The transport industry – transit and storage are and will remain on the main national industries for Ventspils and the country as a whole.
Development of activities in the city and port have always been closely tied to transit cargo flow. With that, any changes in this industry will directly affect the city’s growth.
Ventspils residents have unique infrastructure in their hands. It has enormous potential for creating jobs and attracting investments. The port’s function has a direct effect on the city’s economy and employment level. Therefore it is highly important to continue developing Ventspils port and services associated with it. We have to do everything we can so that the city and its residents gain maximum benefit from the port.
What can be done to ensure that businesses working at the port become some of the best employers in the city? According to information from the city council’s website, average wage in companies licensed to work at Ventspils Freeport was EUR 1,018 in 2015, which is not a small amount.

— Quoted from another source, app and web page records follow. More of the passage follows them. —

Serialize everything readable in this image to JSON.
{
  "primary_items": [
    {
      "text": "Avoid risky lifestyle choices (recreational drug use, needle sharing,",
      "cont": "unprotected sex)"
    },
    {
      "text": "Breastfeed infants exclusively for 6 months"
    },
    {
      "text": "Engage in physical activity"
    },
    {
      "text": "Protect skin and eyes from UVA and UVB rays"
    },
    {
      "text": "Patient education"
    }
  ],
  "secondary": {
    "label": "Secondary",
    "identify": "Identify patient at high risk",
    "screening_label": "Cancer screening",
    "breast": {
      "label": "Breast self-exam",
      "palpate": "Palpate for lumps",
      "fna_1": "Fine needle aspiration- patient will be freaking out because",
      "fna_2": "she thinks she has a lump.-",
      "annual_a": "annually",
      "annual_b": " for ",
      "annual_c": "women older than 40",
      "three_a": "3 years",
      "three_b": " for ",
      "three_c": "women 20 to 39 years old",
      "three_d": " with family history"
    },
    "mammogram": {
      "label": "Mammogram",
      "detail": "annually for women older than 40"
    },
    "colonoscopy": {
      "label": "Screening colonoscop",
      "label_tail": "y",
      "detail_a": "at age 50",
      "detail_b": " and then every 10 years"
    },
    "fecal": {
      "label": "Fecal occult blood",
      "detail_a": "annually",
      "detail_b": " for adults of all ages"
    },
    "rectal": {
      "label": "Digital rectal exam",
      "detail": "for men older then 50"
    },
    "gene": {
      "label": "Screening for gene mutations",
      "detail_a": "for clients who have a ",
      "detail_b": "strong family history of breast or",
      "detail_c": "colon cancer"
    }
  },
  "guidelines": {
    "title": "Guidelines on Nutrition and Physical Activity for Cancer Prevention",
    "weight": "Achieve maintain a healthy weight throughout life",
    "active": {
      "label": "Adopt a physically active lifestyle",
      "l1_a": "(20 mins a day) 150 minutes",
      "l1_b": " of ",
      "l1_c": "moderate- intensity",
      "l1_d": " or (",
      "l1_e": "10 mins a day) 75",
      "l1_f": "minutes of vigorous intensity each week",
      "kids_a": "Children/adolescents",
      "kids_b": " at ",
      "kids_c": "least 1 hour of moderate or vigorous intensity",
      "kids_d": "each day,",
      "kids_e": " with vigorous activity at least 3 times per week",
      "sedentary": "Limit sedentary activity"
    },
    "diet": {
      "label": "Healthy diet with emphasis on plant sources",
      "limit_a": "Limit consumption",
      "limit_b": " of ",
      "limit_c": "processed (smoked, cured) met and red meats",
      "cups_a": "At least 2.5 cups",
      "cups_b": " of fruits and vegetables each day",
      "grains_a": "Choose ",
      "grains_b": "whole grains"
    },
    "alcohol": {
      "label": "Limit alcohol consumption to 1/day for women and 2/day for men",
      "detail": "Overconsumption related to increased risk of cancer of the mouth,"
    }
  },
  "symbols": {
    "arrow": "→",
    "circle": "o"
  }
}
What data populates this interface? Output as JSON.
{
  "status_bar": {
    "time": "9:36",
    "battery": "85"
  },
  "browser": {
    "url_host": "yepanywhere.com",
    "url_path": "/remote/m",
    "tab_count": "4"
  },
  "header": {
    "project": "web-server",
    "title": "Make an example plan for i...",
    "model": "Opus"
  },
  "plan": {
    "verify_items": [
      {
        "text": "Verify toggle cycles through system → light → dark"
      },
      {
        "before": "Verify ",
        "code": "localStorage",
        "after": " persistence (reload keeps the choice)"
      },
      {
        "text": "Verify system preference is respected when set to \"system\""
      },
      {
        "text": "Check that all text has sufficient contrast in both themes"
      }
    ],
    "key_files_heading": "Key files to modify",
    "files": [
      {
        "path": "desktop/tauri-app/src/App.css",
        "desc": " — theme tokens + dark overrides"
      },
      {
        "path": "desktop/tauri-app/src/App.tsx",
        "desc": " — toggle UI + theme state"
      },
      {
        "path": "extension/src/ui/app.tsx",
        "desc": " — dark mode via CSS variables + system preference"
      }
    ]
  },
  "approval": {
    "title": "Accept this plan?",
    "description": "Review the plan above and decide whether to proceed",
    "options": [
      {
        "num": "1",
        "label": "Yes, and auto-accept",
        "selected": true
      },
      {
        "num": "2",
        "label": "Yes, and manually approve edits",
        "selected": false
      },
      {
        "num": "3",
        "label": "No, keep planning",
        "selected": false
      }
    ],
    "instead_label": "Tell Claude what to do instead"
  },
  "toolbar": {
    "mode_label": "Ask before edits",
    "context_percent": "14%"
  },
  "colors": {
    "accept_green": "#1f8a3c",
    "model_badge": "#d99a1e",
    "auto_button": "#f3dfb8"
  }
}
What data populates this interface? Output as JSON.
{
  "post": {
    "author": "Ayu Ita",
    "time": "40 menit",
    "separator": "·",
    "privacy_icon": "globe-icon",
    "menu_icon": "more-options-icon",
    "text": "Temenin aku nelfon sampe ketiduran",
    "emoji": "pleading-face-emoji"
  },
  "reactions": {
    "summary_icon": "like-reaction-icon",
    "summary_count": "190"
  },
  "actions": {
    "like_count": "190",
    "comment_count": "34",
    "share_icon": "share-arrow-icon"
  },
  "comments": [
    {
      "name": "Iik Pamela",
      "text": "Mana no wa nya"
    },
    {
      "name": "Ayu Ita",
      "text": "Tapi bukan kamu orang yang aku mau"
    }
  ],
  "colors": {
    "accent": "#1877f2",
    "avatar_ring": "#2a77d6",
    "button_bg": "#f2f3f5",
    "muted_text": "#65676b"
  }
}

First of all, it should be said that Ventspils Freeport already works a lot to improve infrastructure, which is commendable. Nevertheless, it should be added that infrastructure alone is not enough – a lot depends on the capabilities of stevedores to attract cargoes. But in order for businessmen to attract said cargoes, they require specific tools. It is not enough to say we have a good port and well-ordered infrastructure, because the first thing cargo owners ask is: how much will it cost me? If our price is not competitive enough and higher than the price offered by Riga or Klaipeda port, we lose. Nevertheless, there are matters in which the municipality could have gotten involved in a long time ago. This includes, for example, technical improvements of the railway in Ventspils’ direction. Establishing so-called pockets that would allow the railway to carry longer trains and reduce costs, fuel consumption and negative impact on environment. Modernization of the railway line is the responsibility of LDz. However, Ventspils City Council is influential enough to initiate the resolution of this matter on Transport Ministry’s level. Why this matter has not yet been resolved, I do not know. You can say that modernization of the railway line would require significant financial resources, but I believe it would be easy to attract finances from EU funds for such a project.
BATL has urged the government to review tariffs for Ventspils and Liepaja directions since 2014. It is clear that equalizing tariffs would benefit Ventspils and its residents. However, one of the most influential municipalities in Latvia pretends as though there is no problem. Even prior to 16+1 summit I wrote to the government about the need to create a unified transit corridor and tariff. I did receive a response expressing support for this idea from Liepaja. Ventspils said no.
Of course, the municipal government cannot affect the freeport’s work directly. But the city’s administration can contribute to the freeport’s and infrastructure’s development. There are representatives of the municipality in the freeport’s authority. Their decisions can affect infrastructure quality and accessibility, as well as port development matters. The municipality should not create any obstacles to impede the work of companies at the port. There has to be balance between interests of the city and the freeport.
Perhaps the city’s industrialization is more important than the port’s development? New factories, new jobs and new investments…
I do not agree that Ventspils will successfully replace transit with industrialization. Before it is possible to bet everything on industrialization, there has to be a very accurate long-term calculation of costs and benefits. Ventspils already has multiple factories. The question is – how much to they contribute to the budget? Factories can be and should be developed. But we do need to decide first what we want to produce and what will be the added value of those products. I have only one question – how will Ventspils’ residents and the region benefit from it?